◆ Try it:
Scan the entries below for "Poměr" and copy each line that holds it.

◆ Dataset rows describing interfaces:
☆ ☆ ☆ ☆ ☆ ☆ ☆
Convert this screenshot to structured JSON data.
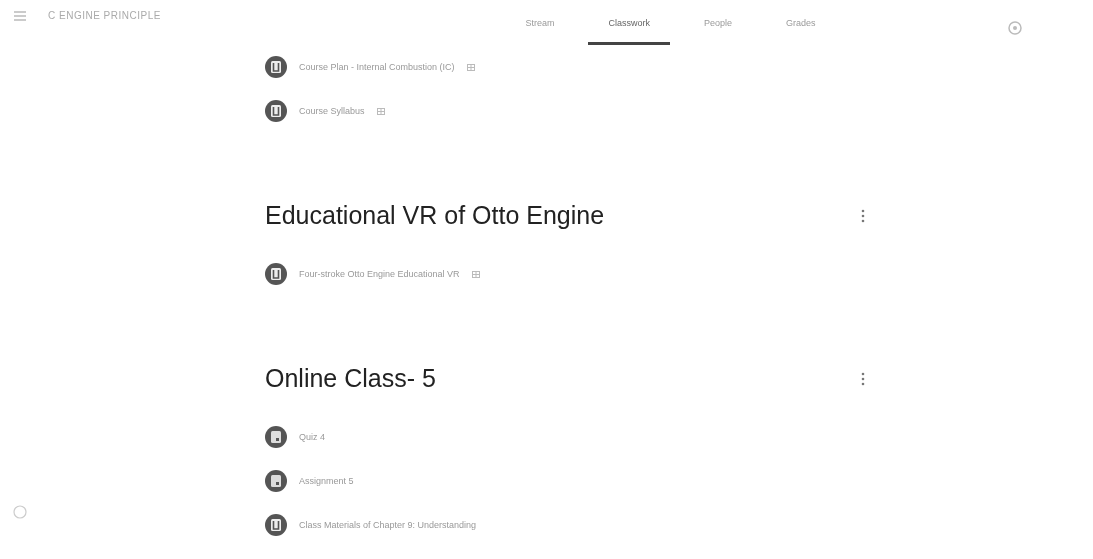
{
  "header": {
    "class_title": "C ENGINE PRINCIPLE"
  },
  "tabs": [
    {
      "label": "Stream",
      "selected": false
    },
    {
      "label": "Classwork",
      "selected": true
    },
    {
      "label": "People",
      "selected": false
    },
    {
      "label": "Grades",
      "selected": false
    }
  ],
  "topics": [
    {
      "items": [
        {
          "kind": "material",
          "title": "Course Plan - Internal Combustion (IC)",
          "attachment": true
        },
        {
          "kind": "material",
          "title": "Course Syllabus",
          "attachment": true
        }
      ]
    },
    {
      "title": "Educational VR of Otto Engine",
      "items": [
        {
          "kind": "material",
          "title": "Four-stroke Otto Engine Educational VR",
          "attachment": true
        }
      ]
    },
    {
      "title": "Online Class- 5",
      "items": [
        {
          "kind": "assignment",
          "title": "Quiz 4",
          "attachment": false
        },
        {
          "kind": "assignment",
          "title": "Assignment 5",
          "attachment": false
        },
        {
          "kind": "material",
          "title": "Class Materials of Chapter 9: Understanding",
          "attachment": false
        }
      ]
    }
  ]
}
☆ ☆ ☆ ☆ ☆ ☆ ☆
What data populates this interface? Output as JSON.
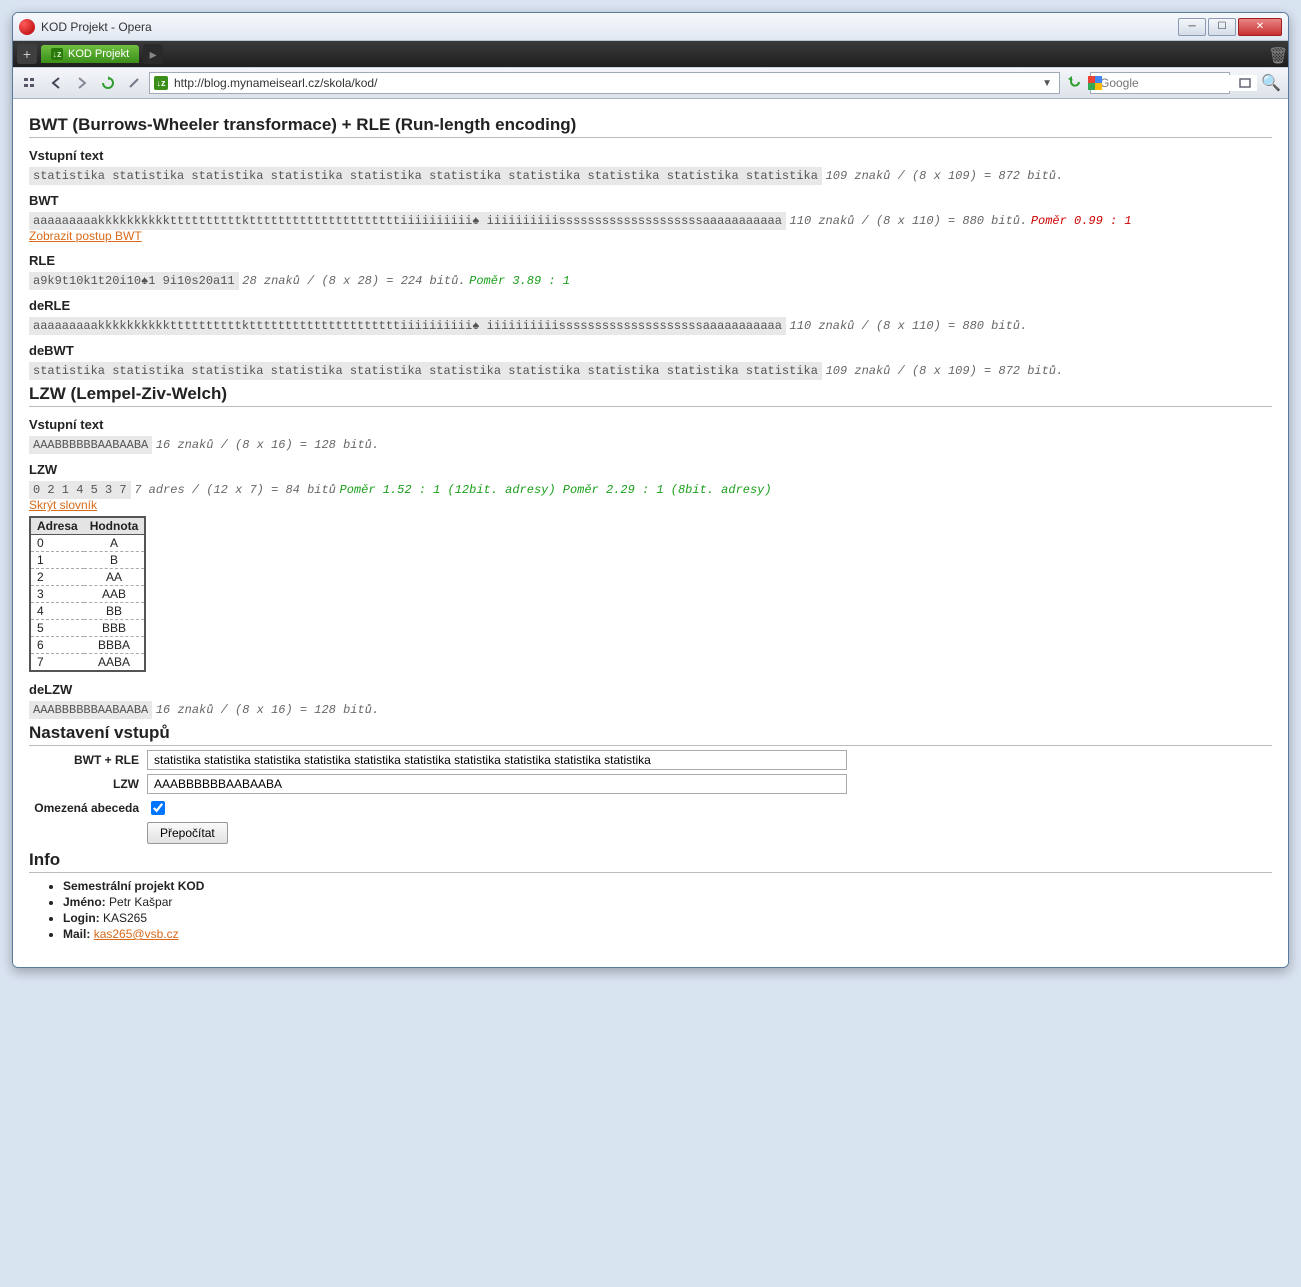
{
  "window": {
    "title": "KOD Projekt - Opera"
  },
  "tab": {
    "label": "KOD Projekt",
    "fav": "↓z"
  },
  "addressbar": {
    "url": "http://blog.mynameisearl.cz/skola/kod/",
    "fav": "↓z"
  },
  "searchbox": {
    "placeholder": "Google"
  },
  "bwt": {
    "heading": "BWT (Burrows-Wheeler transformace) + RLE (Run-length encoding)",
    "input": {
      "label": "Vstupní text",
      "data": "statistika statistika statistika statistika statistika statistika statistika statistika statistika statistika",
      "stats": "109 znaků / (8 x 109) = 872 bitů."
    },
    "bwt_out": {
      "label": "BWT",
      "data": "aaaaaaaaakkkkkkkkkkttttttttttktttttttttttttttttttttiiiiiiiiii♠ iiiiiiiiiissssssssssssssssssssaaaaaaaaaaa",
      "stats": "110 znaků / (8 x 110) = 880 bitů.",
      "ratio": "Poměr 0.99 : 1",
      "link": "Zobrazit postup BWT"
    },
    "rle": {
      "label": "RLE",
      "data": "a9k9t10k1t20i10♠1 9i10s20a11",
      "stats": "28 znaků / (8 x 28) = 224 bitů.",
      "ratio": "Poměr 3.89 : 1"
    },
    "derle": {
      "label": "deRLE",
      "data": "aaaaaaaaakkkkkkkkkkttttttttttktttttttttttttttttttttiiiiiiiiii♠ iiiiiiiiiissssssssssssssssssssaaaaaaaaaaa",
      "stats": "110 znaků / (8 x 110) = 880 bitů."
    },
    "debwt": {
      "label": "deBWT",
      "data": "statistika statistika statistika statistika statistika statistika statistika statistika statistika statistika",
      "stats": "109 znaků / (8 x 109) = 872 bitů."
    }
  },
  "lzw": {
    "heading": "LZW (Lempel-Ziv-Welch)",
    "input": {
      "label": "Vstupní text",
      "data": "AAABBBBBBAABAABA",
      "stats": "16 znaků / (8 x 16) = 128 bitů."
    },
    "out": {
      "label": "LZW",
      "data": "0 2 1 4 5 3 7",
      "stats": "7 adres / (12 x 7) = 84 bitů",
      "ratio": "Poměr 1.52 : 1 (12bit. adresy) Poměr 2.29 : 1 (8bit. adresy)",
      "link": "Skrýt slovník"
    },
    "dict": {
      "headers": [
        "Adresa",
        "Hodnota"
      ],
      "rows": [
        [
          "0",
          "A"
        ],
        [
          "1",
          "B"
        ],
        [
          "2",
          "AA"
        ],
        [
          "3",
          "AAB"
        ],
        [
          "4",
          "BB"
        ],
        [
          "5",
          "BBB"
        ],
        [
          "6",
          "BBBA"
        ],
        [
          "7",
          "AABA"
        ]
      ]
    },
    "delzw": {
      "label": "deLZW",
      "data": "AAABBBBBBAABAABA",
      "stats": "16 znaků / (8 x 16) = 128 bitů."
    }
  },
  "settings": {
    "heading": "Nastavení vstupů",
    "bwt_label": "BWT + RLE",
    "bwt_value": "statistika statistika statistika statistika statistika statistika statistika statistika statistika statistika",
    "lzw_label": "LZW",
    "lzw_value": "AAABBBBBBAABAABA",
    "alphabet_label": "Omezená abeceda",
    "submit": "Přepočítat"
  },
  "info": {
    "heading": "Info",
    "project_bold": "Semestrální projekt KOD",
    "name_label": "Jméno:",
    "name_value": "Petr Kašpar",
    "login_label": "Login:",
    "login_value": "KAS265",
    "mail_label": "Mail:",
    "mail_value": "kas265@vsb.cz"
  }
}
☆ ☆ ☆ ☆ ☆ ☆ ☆
◆ The answer:
      "ratio": "Poměr 0.99 : 1",
      "ratio": "Poměr 3.89 : 1"
      "ratio": "Poměr 1.52 : 1 (12bit. adresy) Poměr 2.29 : 1 (8bit. adresy)",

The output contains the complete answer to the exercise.